That puzzled her even more. Who would pay a million dollars for a bed and breakfast? It certainly wasn’t worth that much. Sure, she did a good business during tourist season, but things certainly slowed in the fall. Any meager profit she’d made had gone right back into maintaining the three-storey Victorian. New driveway, new furnace, new bathroom fixtures. Mark, her nephew and personal handyman, had a list as long as her arm of needed repairs, not the least of which was a new roof and an air conditioning system. A million dollars could only be a joke.
“Well, if your client is serious about this offer, they can come and talk to me in person. I’m not interested in selling anyway, but I’m certainly not interested in dealing with someone who won’t say who they are.”
“I’ll pass on your message. We’ll be in touch.” The lawyer disconnected.
Minnie tossed her phone down. It slid across the kitchen counter and fell on the floor. The battery case fell out again. She sighed and rubbed her forehead, bending to pick up the phone and the battery that had rolled under the edge of the refrigerator. After clicking the pieces back together, she put the phone in its charger and returned to the grocery bags covering the kitchen island.

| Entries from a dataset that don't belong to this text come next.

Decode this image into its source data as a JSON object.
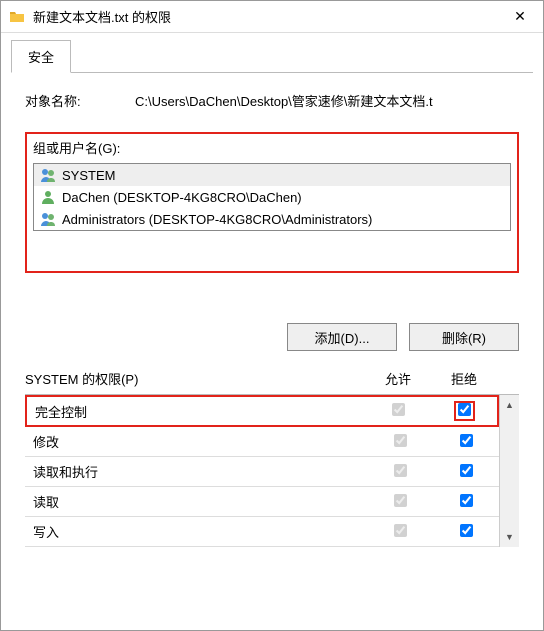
{
  "window": {
    "title": "新建文本文档.txt 的权限",
    "close_glyph": "✕"
  },
  "tab": {
    "security": "安全"
  },
  "object": {
    "label": "对象名称:",
    "path": "C:\\Users\\DaChen\\Desktop\\管家速修\\新建文本文档.t"
  },
  "group_label": "组或用户名(G):",
  "principals": [
    {
      "name": "SYSTEM",
      "icon": "group"
    },
    {
      "name": "DaChen (DESKTOP-4KG8CRO\\DaChen)",
      "icon": "user"
    },
    {
      "name": "Administrators (DESKTOP-4KG8CRO\\Administrators)",
      "icon": "group"
    }
  ],
  "buttons": {
    "add": "添加(D)...",
    "remove": "删除(R)"
  },
  "perm_header": {
    "left": "SYSTEM 的权限(P)",
    "allow": "允许",
    "deny": "拒绝"
  },
  "permissions": [
    {
      "label": "完全控制",
      "allow": true,
      "deny": true,
      "highlight": true
    },
    {
      "label": "修改",
      "allow": true,
      "deny": true
    },
    {
      "label": "读取和执行",
      "allow": true,
      "deny": true
    },
    {
      "label": "读取",
      "allow": true,
      "deny": true
    },
    {
      "label": "写入",
      "allow": true,
      "deny": true
    }
  ]
}
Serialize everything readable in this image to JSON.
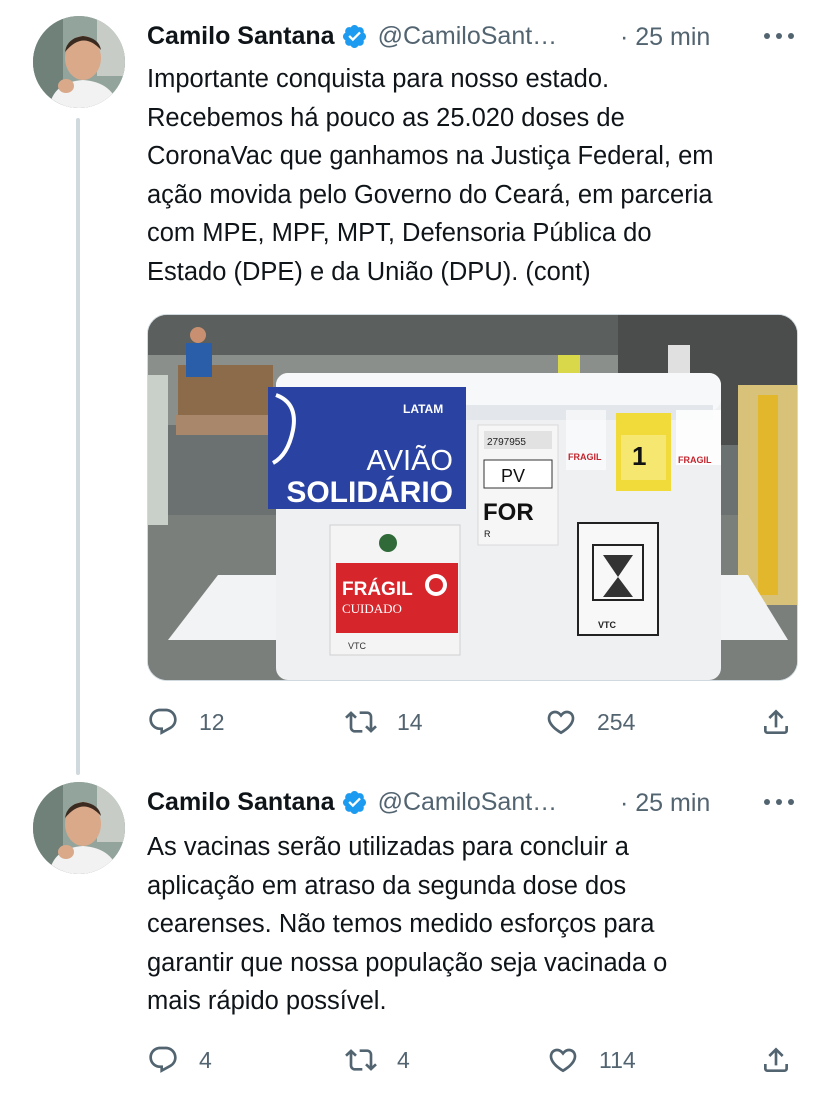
{
  "tweets": [
    {
      "author_name": "Camilo Santana",
      "handle": "@CamiloSant…",
      "time": "· 25 min",
      "text_lines": [
        "Importante conquista para nosso estado.",
        "Recebemos há pouco as 25.020 doses de",
        "CoronaVac que ganhamos na Justiça Federal, em",
        "ação movida pelo Governo do Ceará, em parceria",
        "com MPE, MPF, MPT, Defensoria Pública do",
        "Estado (DPE) e da União (DPU). (cont)"
      ],
      "media": {
        "brand_label": "LATAM",
        "title_line1": "AVIÃO",
        "title_line2": "SOLIDÁRIO",
        "tag_number": "2797955",
        "tag_code": "PV",
        "tag_dest": "FOR",
        "tag_letter": "R",
        "seq_label": "1",
        "fragile_line1": "FRÁGIL",
        "fragile_line2": "CUIDADO",
        "sticker_text": "FRAGIL",
        "vtc_label": "VTC"
      },
      "replies": "12",
      "retweets": "14",
      "likes": "254"
    },
    {
      "author_name": "Camilo Santana",
      "handle": "@CamiloSant…",
      "time": "· 25 min",
      "text_lines": [
        "As vacinas serão utilizadas para concluir a",
        "aplicação em atraso da segunda dose dos",
        "cearenses. Não temos medido esforços para",
        "garantir que nossa população seja vacinada o",
        "mais rápido possível."
      ],
      "replies": "4",
      "retweets": "4",
      "likes": "114"
    }
  ],
  "colors": {
    "verified": "#1d9bf0",
    "secondary_text": "#536471",
    "primary_text": "#0f1419",
    "thread_line": "#cfd9de"
  },
  "icons": [
    "verified-badge-icon",
    "more-icon",
    "reply-icon",
    "retweet-icon",
    "like-icon",
    "share-icon"
  ]
}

Calls like that always upset her. She’d finally found a place she could call home, a place where she could reconcile all her memories, and someone wanted to take it from her. She wouldn’t sell. She’d saved up the money to pay cash for it, had labored through five years of renovations, installing new bathroom fixtures, restoring hardwood floors and crown molding, and removing purple paint from every surface inside and out. There was still work to do, but the rooms were finally shaping up as she’d envisioned them, and she wasn’t going to give up now.